Exercise details: Those lines of the data that hold the word "values" are to be copied out.
(Beginning of Provided material)
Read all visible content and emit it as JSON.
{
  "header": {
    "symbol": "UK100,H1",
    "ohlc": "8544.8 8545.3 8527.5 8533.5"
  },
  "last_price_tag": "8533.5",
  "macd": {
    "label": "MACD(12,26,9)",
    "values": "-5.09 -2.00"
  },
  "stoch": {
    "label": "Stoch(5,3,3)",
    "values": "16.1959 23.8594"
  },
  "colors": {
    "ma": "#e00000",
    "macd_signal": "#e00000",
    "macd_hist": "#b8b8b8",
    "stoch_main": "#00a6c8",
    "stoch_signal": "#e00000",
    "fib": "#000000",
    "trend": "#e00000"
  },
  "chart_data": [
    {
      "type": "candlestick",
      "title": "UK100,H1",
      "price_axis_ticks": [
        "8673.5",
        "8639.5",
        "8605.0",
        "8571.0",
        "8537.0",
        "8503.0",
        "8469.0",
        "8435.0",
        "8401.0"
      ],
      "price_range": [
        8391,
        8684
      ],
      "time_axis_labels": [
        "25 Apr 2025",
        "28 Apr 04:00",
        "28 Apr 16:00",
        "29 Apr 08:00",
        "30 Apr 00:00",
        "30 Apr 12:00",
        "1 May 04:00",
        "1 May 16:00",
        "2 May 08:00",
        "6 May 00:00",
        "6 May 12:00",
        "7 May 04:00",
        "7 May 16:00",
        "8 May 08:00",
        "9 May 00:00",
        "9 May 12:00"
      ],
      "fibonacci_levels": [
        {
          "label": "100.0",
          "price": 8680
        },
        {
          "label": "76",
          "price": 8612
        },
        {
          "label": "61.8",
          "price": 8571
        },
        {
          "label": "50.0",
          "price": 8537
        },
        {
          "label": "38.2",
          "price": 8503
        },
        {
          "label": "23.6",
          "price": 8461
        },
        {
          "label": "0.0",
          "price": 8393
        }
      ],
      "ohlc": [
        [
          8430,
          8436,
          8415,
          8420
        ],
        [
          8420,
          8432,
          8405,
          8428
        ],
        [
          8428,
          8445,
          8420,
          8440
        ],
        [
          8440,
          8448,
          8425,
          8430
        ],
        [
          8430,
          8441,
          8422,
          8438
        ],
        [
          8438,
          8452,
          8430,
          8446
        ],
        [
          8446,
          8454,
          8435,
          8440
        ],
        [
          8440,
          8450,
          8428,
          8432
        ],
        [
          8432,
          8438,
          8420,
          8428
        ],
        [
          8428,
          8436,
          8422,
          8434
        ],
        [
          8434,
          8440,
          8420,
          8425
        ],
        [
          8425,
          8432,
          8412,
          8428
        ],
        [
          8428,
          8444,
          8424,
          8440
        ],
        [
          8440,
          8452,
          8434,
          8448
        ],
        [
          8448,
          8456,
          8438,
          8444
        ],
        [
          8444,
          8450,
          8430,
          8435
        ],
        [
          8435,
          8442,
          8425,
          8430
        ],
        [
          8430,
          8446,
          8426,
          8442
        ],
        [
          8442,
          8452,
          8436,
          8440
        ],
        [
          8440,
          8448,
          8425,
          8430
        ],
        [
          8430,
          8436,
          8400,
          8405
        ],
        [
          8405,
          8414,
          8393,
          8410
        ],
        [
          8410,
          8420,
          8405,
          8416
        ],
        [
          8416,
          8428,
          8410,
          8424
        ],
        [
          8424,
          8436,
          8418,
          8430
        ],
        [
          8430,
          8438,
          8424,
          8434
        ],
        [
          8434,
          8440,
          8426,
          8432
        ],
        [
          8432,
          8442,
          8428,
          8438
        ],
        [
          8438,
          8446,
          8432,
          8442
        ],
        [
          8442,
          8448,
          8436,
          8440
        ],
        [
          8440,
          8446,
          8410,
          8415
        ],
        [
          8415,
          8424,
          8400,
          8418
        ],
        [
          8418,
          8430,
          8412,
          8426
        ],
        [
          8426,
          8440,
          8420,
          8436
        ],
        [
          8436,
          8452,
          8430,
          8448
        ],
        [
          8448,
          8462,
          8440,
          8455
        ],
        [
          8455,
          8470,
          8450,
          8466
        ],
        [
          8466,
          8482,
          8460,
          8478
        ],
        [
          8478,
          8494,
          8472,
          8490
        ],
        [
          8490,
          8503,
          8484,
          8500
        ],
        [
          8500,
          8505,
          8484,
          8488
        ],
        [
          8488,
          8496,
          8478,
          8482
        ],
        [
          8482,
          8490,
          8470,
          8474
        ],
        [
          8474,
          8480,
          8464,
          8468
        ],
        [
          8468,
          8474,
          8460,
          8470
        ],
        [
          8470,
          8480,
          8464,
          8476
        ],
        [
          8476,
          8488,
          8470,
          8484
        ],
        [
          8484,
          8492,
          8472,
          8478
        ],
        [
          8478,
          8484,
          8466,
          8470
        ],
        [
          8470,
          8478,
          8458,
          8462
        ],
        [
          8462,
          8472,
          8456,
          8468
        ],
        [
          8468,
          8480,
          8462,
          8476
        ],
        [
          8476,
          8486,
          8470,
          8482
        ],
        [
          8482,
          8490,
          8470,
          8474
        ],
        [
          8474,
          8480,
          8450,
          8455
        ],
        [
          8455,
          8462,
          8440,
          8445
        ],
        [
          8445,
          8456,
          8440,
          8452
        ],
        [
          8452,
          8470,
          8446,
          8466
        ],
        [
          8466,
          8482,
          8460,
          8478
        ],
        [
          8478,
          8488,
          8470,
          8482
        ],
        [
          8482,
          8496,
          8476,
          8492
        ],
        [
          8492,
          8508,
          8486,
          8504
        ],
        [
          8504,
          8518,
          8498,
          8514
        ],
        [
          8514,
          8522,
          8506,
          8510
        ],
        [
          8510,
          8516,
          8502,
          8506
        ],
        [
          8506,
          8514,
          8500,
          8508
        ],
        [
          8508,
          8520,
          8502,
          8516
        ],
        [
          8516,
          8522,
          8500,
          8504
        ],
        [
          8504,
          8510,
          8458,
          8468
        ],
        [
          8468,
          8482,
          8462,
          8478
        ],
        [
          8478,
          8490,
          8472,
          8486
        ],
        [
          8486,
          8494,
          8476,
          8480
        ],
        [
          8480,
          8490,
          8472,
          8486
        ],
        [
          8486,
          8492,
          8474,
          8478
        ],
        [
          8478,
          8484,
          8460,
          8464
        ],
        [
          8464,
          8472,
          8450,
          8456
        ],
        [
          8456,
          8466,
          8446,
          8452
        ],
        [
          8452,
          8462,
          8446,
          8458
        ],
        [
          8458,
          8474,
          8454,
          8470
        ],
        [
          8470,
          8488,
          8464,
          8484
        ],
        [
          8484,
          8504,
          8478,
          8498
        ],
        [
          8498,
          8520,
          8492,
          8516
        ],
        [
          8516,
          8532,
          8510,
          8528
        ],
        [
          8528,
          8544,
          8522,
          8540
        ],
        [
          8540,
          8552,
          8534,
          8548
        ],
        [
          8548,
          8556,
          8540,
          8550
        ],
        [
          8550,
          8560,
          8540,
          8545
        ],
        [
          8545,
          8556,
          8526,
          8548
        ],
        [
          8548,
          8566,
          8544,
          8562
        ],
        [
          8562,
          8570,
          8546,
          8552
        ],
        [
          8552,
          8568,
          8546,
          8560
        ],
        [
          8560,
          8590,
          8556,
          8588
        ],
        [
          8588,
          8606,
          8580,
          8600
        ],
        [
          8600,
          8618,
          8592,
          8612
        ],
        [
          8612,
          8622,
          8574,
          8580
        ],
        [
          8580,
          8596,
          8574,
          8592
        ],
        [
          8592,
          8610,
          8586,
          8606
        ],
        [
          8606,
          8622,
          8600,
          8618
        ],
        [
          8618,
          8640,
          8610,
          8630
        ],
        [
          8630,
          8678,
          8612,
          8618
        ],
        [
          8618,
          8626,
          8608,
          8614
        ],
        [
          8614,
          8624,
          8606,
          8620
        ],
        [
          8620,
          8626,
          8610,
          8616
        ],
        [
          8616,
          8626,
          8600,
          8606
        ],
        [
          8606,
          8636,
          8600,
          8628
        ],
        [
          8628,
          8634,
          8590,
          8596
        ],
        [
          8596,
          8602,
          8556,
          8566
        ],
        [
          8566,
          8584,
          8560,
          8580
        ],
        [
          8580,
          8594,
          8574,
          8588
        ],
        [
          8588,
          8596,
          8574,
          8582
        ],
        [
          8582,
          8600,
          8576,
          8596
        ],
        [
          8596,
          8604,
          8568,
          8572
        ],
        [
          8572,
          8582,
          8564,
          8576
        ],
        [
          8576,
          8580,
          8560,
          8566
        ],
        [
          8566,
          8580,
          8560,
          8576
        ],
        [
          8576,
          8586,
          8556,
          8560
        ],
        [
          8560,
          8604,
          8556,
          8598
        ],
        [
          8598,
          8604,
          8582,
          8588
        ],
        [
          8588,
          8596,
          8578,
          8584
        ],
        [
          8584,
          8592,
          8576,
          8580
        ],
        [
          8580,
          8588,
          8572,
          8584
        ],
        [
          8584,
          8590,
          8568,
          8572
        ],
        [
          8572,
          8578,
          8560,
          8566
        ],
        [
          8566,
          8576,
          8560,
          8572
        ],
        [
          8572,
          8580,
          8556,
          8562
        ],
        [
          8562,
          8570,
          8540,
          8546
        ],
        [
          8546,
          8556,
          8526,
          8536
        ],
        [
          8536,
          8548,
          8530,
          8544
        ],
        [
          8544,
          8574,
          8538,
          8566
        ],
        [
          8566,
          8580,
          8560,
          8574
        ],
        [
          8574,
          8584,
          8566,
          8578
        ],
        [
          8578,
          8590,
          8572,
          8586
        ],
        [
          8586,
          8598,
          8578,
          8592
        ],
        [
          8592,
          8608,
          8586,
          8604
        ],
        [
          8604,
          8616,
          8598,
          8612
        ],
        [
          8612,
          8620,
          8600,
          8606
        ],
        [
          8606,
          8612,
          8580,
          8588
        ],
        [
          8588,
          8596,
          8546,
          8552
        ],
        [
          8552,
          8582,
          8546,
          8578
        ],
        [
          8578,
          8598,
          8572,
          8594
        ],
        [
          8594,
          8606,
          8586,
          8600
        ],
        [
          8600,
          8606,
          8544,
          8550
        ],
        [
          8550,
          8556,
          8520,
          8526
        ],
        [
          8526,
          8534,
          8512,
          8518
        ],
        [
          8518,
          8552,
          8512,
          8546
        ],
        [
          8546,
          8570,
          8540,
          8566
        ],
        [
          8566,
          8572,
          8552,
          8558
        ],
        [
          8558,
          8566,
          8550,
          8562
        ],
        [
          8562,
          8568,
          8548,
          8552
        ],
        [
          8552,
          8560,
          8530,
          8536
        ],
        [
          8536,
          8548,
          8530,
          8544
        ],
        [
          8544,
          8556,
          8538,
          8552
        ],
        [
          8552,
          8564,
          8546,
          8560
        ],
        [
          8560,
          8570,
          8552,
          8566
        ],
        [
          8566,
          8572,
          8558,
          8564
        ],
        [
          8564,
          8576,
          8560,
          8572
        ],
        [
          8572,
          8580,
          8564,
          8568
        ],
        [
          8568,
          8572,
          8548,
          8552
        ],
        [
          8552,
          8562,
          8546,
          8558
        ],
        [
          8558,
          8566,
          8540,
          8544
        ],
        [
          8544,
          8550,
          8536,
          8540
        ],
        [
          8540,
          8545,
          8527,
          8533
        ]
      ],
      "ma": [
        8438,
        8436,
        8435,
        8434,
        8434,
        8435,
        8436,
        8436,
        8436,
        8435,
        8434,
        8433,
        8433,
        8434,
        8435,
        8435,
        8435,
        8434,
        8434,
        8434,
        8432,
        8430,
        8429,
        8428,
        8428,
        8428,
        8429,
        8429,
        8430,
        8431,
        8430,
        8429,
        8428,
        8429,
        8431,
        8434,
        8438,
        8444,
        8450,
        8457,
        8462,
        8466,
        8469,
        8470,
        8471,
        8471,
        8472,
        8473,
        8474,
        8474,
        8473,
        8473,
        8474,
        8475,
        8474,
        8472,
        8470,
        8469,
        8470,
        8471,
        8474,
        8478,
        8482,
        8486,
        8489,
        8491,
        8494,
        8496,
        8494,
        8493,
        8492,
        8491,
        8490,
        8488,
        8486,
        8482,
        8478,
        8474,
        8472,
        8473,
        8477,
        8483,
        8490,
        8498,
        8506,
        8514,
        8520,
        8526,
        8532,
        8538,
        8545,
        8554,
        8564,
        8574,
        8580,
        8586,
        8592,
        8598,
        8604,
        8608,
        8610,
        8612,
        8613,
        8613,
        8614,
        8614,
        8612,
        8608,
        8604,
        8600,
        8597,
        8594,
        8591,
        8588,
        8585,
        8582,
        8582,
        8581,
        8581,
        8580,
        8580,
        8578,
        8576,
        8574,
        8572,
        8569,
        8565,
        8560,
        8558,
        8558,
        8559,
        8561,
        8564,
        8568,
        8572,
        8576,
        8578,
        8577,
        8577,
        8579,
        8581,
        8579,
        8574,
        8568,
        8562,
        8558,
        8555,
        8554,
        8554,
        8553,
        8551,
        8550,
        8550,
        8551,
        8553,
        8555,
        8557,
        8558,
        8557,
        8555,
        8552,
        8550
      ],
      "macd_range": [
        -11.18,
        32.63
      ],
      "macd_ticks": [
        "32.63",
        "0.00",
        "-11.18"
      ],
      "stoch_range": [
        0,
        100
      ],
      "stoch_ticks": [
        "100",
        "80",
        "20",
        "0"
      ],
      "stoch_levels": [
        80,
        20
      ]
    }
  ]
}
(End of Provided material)
Answer space:
    "values": "-5.09 -2.00"
    "values": "16.1959 23.8594"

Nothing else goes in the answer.